**Exercise brief**. Look through the data below and, wherever a line carries the word "JSON", please copy that line.

*** Block opens ***

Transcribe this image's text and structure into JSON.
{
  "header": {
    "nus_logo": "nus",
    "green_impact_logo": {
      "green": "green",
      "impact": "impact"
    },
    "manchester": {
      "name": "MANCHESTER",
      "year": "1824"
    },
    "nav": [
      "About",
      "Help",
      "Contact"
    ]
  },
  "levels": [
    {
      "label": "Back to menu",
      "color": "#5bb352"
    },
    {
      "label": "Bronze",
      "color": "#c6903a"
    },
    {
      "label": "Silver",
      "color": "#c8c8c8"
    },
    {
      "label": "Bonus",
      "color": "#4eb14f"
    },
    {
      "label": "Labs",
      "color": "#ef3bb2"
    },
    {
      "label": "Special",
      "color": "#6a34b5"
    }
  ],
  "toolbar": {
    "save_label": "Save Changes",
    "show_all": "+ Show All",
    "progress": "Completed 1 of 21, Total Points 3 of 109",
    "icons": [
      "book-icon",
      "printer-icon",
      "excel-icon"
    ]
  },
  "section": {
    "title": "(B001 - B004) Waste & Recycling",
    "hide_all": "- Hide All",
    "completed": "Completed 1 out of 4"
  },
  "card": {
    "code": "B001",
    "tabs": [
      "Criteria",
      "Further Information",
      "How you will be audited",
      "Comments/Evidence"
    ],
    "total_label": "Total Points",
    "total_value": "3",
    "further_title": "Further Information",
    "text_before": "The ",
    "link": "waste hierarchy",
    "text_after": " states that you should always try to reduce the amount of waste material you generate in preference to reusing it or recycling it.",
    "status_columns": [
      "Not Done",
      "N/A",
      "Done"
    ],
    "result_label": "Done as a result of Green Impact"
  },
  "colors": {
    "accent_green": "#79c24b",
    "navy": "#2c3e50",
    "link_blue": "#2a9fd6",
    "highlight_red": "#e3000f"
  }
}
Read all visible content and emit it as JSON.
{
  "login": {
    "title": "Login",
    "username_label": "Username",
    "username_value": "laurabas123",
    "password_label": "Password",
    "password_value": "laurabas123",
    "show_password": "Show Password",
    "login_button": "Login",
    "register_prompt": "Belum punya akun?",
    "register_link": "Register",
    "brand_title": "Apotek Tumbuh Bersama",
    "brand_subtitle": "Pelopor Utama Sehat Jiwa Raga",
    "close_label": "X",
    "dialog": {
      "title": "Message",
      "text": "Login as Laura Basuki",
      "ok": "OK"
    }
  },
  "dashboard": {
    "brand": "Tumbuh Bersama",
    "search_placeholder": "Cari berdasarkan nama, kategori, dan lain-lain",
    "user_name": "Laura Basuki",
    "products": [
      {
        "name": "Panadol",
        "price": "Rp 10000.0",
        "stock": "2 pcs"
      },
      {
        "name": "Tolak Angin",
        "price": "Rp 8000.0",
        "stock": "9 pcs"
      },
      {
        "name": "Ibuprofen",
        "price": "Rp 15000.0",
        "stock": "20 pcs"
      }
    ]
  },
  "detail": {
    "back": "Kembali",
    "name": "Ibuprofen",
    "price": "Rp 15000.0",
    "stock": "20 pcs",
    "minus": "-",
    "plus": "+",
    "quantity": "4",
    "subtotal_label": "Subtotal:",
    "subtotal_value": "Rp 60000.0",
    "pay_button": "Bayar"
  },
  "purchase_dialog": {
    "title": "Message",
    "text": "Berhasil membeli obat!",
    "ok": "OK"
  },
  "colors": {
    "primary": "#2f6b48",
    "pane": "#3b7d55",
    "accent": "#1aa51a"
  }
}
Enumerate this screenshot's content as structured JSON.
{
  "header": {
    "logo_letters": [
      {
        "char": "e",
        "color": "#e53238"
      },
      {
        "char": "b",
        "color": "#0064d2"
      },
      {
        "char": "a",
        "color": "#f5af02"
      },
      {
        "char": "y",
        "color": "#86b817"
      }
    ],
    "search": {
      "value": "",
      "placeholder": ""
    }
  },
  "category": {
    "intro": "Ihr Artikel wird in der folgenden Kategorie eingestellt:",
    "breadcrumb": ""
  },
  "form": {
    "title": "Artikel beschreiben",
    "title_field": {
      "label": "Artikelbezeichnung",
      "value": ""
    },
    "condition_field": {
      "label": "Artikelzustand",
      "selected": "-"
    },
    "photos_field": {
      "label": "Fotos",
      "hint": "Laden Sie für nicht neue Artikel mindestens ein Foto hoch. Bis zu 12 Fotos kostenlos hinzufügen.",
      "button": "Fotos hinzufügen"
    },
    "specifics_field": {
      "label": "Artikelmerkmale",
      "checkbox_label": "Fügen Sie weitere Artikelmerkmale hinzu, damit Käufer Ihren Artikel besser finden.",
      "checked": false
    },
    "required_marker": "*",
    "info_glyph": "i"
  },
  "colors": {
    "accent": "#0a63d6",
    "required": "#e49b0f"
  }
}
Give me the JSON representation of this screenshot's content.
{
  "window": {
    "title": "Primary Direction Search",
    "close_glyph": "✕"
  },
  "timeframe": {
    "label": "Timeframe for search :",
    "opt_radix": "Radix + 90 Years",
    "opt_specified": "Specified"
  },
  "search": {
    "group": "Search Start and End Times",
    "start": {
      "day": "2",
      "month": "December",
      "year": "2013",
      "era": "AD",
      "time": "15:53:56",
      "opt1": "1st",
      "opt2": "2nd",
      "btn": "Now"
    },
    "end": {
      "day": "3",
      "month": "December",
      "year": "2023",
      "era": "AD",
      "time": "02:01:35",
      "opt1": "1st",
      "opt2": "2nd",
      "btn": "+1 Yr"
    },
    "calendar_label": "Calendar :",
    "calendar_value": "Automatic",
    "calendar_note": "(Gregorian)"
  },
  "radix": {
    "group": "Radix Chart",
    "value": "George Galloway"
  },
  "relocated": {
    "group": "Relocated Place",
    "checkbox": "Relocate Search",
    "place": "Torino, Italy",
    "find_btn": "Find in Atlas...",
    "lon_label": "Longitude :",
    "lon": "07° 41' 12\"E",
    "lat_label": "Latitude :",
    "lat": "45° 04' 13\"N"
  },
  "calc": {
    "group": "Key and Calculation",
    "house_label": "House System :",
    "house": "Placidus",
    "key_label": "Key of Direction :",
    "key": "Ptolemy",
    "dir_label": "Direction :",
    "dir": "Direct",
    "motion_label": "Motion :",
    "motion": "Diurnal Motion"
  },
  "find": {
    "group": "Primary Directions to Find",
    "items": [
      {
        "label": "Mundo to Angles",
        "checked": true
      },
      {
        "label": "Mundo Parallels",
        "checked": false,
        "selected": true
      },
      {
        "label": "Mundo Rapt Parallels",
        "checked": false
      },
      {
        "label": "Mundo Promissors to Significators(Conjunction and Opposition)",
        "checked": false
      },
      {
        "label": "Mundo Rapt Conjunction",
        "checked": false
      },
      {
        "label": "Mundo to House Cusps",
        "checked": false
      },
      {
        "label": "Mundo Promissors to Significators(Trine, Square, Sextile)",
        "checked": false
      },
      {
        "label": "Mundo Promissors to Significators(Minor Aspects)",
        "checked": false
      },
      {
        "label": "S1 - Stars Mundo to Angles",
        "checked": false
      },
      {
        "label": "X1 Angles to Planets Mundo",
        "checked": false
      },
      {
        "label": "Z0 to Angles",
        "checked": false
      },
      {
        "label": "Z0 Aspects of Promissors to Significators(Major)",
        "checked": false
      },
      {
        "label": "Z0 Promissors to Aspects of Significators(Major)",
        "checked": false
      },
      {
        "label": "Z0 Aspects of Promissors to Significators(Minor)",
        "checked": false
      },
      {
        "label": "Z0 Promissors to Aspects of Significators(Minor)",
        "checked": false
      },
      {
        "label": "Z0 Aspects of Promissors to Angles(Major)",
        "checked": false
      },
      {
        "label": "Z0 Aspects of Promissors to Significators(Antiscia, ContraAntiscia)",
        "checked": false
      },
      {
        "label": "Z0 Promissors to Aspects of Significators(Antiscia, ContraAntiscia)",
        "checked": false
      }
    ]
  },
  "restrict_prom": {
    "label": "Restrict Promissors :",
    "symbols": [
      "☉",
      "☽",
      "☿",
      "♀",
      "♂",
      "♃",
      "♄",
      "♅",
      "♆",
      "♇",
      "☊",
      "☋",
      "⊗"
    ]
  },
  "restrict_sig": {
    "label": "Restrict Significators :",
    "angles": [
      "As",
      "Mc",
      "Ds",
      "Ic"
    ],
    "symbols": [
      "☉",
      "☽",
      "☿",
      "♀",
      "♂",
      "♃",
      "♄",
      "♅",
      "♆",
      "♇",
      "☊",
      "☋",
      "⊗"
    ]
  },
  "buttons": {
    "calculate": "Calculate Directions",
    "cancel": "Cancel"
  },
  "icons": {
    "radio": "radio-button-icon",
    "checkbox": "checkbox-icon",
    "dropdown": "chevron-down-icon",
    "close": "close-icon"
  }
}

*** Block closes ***

**Finished exercise**.
Transcribe this image's text and structure into JSON.
Read all visible content and emit it as JSON.
Enumerate this screenshot's content as structured JSON.
Give me the JSON representation of this screenshot's content.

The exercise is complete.